Fedweek

Letter calls on OPM to require every FEHB program carrier to provide ART treatment coverage going forward.
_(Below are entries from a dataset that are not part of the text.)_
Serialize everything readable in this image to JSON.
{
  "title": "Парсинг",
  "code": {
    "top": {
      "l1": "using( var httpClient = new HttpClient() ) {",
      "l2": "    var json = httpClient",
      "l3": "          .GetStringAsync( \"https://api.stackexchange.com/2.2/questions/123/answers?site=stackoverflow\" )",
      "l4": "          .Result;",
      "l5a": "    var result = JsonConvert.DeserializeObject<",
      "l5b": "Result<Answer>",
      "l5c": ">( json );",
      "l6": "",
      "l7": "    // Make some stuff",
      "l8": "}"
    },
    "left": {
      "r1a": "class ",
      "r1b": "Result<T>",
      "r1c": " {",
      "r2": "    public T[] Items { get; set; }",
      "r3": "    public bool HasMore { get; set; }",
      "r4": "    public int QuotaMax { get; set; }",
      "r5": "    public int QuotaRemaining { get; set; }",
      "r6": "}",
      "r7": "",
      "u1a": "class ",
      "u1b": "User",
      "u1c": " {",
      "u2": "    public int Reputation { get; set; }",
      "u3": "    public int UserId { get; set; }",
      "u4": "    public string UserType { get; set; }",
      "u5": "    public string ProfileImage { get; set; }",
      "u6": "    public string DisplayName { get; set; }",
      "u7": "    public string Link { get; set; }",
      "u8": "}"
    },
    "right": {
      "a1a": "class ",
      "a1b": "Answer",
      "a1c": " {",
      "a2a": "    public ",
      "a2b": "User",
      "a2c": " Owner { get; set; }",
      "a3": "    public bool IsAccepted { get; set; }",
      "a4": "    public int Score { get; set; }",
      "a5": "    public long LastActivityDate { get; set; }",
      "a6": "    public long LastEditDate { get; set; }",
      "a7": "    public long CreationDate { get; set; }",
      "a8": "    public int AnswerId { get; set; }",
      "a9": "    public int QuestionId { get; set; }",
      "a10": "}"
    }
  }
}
Image: Minerva Studio/Shutterstock.com

A group of two dozen Democrats from the House and Senate has urged OPM expand coverage in the FEHB program for infertility diagnosis and treatment including assistive reproductive technology such as in vitro fertilization.

“People should not have to take on substantial medical debt to grow a family,” they wrote, but the coverage currently offered under the FEHB is limited and “is often prohibitively expensive.”

ADVERTISEMENT

They noted that in its annual call letter to carriers earlier this year—which kicks off the negotiations process that ends with the announcement of plan terms and premium rates ahead of the late-year open season—OPM encouraged widening coverage.

“Providing medical coverage for ART services is critical to ensure federal agencies can compete with the private sector for top talent and promote optimal health outcomes among their employees . . . Evidence also indicates that coverage for such medical services also alleviates certain health conditions associated with fertility challenges, including depression, stress, and anxiety,” they wrote.

“We strongly support the coverage of ART services in federal health care benefits and urge OPM to build on its efforts to ensure federal employees can afford fertility treatments by requiring every FEHB program carrier to provide ART treatment coverage going forward,” they wrote.

Contractor for New TSP System Owns Up to Missteps

TSP Investors Recover Some Ground in July

Vaccination Status No Longer Pertinent to Some Federal Workplace Safety Protocols

Vaccine Mandate Not ‘Currently’ in Effect, Task Force Stresses

Biden Signs Climate, Tax Bill with Polarizing IRS Workforce Boost

Lower-Performing Postal Facilities Share Common Personnel Issues, IG Says

See also,

Exceptions to the 10 Percent Early Withdrawal Penalty

What Happens to Your Retirement Application

Your FERS Annuity is Worth More Than You Think

Retiring from a Federal Job – Getting Started

2022 Federal Employees Handbook